“The rich are different. The cocoon of wealth and privilege permits the rich to turn those around them into compliant workers, hangers-on, servants, flatterers and sycophants. Wealth breeds, as Fitzgerald illustrated in ‘The Great Gatsby’ and his short story ‘The Rich Boy,’ a class of people for whom human beings are disposable commodities.” – Chris Hedges
Fear that comes from uncertainty prevents us from taking minimally evasive steps to secure Social Security and even Medicare beyond this generation and the next. We just need to muster the courage to fight back in the face of slick talking con-men who want to convince us that our money would be better spent investing in their risky ventures than the surety of the Social Security trust fund.
Today’s youth are tomorrow’s elders who like many today will face the same economic deprivations and failings inherent in any system that promotes profits over people and self-interest over the general welfare of all people.
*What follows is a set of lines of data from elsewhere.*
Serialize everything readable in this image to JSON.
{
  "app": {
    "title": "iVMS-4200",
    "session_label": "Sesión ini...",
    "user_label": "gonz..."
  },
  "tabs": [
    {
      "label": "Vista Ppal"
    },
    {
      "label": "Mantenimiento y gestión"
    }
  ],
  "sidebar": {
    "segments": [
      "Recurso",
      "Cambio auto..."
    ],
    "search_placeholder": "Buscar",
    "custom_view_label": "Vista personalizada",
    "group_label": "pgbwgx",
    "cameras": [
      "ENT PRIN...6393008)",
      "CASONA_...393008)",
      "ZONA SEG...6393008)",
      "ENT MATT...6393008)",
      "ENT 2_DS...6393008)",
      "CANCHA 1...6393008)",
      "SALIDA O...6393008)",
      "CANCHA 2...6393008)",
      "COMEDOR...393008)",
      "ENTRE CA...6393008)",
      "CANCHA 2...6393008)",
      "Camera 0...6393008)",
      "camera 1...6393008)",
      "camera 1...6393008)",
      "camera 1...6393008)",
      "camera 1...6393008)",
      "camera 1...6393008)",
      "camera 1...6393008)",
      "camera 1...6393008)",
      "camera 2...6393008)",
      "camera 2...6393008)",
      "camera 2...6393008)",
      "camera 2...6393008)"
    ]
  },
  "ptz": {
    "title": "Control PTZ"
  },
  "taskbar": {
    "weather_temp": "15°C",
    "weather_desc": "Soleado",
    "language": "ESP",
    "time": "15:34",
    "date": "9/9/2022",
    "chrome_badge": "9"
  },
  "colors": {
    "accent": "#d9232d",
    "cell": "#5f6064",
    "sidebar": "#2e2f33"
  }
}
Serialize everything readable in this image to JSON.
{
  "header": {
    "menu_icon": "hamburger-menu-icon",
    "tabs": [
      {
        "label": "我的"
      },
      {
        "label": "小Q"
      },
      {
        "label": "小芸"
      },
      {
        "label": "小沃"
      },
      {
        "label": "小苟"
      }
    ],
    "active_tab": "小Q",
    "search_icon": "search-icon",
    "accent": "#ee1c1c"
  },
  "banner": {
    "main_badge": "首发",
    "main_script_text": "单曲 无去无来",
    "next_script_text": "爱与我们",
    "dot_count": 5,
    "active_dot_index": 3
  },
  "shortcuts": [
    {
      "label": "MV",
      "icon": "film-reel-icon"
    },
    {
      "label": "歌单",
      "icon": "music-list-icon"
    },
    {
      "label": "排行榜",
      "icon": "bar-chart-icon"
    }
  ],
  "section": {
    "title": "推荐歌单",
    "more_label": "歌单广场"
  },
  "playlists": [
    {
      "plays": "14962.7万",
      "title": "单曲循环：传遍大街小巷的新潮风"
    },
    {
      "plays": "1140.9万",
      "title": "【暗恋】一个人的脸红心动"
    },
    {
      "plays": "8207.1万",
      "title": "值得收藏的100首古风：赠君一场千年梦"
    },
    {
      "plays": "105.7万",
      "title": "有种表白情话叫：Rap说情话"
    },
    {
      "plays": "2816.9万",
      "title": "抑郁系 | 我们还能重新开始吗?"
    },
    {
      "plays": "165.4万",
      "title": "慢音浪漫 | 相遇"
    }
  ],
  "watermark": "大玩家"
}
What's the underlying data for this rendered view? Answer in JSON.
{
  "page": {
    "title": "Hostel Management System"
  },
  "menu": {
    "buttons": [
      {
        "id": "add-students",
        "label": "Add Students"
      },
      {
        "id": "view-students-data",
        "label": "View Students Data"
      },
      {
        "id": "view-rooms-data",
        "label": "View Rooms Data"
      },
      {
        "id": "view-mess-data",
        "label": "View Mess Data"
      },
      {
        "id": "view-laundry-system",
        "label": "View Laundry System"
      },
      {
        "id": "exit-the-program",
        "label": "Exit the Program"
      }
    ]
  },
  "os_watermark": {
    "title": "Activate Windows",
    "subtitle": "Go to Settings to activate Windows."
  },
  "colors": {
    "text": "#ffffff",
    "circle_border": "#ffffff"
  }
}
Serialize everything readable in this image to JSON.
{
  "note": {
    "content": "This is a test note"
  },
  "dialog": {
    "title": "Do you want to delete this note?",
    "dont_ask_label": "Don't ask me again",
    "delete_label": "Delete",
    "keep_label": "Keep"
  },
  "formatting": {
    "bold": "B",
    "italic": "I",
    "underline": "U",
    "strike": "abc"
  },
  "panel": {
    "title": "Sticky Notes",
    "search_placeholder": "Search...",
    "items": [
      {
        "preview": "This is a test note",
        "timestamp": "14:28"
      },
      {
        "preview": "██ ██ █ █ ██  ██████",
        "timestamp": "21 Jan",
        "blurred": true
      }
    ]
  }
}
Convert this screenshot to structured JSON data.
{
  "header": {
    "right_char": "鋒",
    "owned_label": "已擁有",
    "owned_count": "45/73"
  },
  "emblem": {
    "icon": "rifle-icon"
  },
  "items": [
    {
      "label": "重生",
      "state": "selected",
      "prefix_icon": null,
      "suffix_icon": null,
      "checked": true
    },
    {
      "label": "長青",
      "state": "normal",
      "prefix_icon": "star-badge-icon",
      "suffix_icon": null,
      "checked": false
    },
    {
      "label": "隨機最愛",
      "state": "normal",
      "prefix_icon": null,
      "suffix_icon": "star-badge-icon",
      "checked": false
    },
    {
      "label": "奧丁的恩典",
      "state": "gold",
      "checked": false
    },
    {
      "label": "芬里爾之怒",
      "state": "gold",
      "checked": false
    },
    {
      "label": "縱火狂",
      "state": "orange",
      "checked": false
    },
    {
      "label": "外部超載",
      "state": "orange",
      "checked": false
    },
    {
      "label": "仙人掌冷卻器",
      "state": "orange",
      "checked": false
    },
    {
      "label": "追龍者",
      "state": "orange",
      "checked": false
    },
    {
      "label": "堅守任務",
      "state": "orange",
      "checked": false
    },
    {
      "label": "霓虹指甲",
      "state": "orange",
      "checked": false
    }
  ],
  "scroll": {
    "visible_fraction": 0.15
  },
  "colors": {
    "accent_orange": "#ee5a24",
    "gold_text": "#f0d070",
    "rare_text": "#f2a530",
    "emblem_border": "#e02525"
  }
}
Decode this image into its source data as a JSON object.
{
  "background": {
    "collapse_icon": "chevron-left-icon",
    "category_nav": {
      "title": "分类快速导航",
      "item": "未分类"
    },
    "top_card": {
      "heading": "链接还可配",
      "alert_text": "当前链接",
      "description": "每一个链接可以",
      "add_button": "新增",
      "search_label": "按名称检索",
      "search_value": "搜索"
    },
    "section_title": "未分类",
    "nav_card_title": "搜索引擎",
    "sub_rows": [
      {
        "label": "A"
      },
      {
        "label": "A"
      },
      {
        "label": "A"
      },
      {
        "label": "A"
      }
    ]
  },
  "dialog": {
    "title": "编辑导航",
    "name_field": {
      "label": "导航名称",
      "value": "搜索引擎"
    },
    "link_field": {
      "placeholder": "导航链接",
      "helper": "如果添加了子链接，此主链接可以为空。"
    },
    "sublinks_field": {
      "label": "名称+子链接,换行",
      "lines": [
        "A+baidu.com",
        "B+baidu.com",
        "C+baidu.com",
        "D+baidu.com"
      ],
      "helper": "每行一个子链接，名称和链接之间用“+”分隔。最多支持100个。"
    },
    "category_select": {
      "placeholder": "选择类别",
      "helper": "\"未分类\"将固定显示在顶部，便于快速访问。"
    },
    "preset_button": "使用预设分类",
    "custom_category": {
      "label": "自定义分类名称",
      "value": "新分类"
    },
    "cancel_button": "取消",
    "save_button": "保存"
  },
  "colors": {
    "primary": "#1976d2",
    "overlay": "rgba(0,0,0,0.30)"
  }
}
Was this not as much on the minds of those founding fathers who sought to form “a more perfect union, establish justice, insure domestic tranquility” … so that we could … “secure the blessings of liberty to ourselves and our posterity”?
By protecting these social safety nets now we not only prevent injustices for those who played by the rules yet still fell short of avoiding the poor farms of today, but for those of you who too will ultimately face similar experiences and realize when it’s too late that financial security as we age becomes something most people are never really able to acquire.
If I still haven’t made it perfectly clear for some of you of how we need to not only sustain Social Security and Medicare as well as expand it for the future and how not doing do is detrimental to today’s youth, please read Dale Coberly’s assessment of this issue, “How to Sound Insane by Talking Like a Bi-Partisan Expert on Social Security” over at the Angry Bear blog.